The triangular building once was the home of Oklahoma City's first radio station, WKY-AM. It was a former home to Crescent Market, which opened for business on April 22, 1889 -- the day of the Land Run. Veazey's Drug Store once occupied the ground floor.

The sale comes at a time when the area, known as MidTown, is experiencing something of a renaissance, although not without some pain as construction slows traffic to area businesses.

Plaza Court is at the five-way intersection of NW 10, Walker and Classen Drive, which is being repaved as a traffic circle -- one of many improvements the city is making in tandem with changes at St. Anthony Hospital. The hospital, just west of Plaza Court, after flirting with a move to the suburbs, is staying put and expanding.

"That corner is an important focal point for that area," said Joyce Brown, president of the nonprofit MidTown Redevelopment Corp. Inc. "That building is an anchor. We've always been looking forward to it being developed."

Brown said the purchase made sense because at least one of the new owners already owned property around it.

John Hefner, vice president of the MidTown group, said "we in MidTown are cautiously optimistic" that the new owners will restore Plaza Court "to its former beauty."

"It's a linchpin for the area," Hefner said, and its turnaround would spur more investment in the area. Hefner, who owns property nearby at 1305 Classen Drive, said a restored Plaza Court would aid his own efforts to find investors for Georgian-architecture condominiums he envisions for MidTown. "

03-12-2005, 01:17 AM
Here are some comments from downtownguy:
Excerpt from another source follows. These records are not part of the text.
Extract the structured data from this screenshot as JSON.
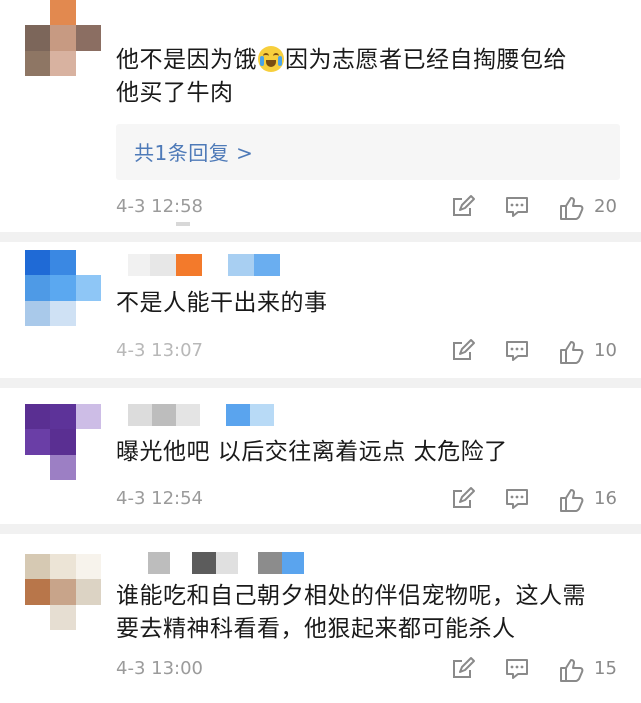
{
  "comments": [
    {
      "text_line1_a": "他不是因为饿",
      "text_line1_b": "因为志愿者已经自掏腰包给",
      "text_line2": "他买了牛肉",
      "reply_label": "共1条回复 >",
      "time": "4-3 12:58",
      "likes": "20",
      "emoji": "crying-laughing-emoji"
    },
    {
      "text": "不是人能干出来的事",
      "time": "4-3 13:07",
      "likes": "10"
    },
    {
      "text": "曝光他吧 以后交往离着远点 太危险了",
      "time": "4-3 12:54",
      "likes": "16"
    },
    {
      "text_line1": "谁能吃和自己朝夕相处的伴侣宠物呢，这人需",
      "text_line2": "要去精神科看看，他狠起来都可能杀人",
      "time": "4-3 13:00",
      "likes": "15"
    }
  ],
  "icons": {
    "share": "share-edit-icon",
    "comment": "comment-icon",
    "like": "thumbs-up-icon"
  },
  "colors": {
    "reply_link": "#4e7ab8",
    "meta_gray": "#9b9b9b",
    "divider": "#f1f1f1"
  }
}
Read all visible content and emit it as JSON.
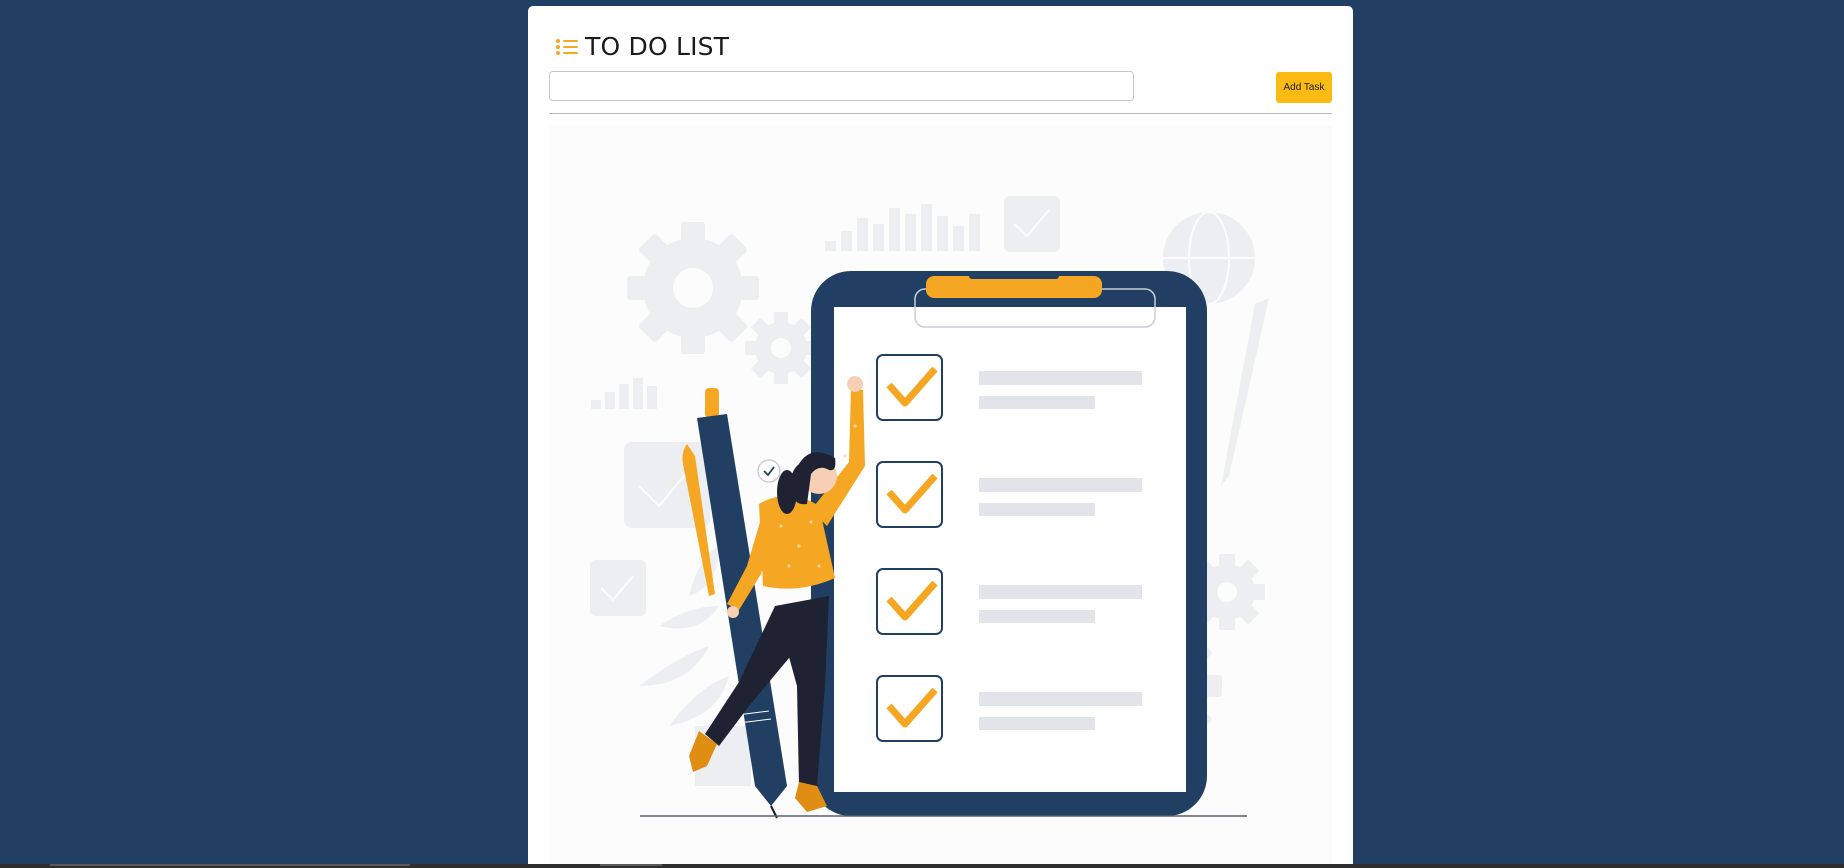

"As for the Plaza Court, that's an interesting development if it's true. The R.D. Smith you speak of does not enjoy a good reputation among some in the MidTown/downtown area. I suggest you look at his properties, some under the name of Cossair Cattle Co., or other names similar to that. His holdings include the old Dorn Office store on Main Street, a longtime eyesore near City Hall."

"Interesting story in the Daily Oklahoman. The Plaza Court building, one of MidTown's most striking landmarks, has been bought by R.D. Smith. The article goes on to detail how Smith is promising to renovate and reopen the property. His track record is mixed. He did just that with the building across the street that is home to Dis Guy's Costume shop. But he also owns the old Dorn office supply store on Main Street, which has stood empty for 20 years or so - even as surrounding properties are renovated and put into good use.

Speaking of Midtown, why is the circle still not done?

- The Downtown Guy"

03-12-2005, 12:46 PM
I see it becoming a neighborhood retail center (grocery, dry cleaning, etc) with a lounge/restaurant on top. It's such a unique building, it should be a neighborhood center. We need more residents there in Midtown, though.

03-12-2005, 06:45 PM
You might get them if they ever finish that circle, which was supposed to be done before the first of the year. Weather caused some postponements, but surely not three months' worth.

03-14-2005, 01:34 PM
That thing requires at least 2.5 million in renovations just to be serviceable, if not more.

I'm skeptical about this group. This reminds me of the many owners of the Skirvin who were going to develop it back to its "original splendor" and then sat on the investment as a tax shelter for years.

I'm not by any means a financial wiz, but the metrics don't look good for the Plaza Court to be renovated unless:

1. There is significant public financial involvement
2. The renovation that is done is very shoddy

I hope I'm wrong, but I doubt it.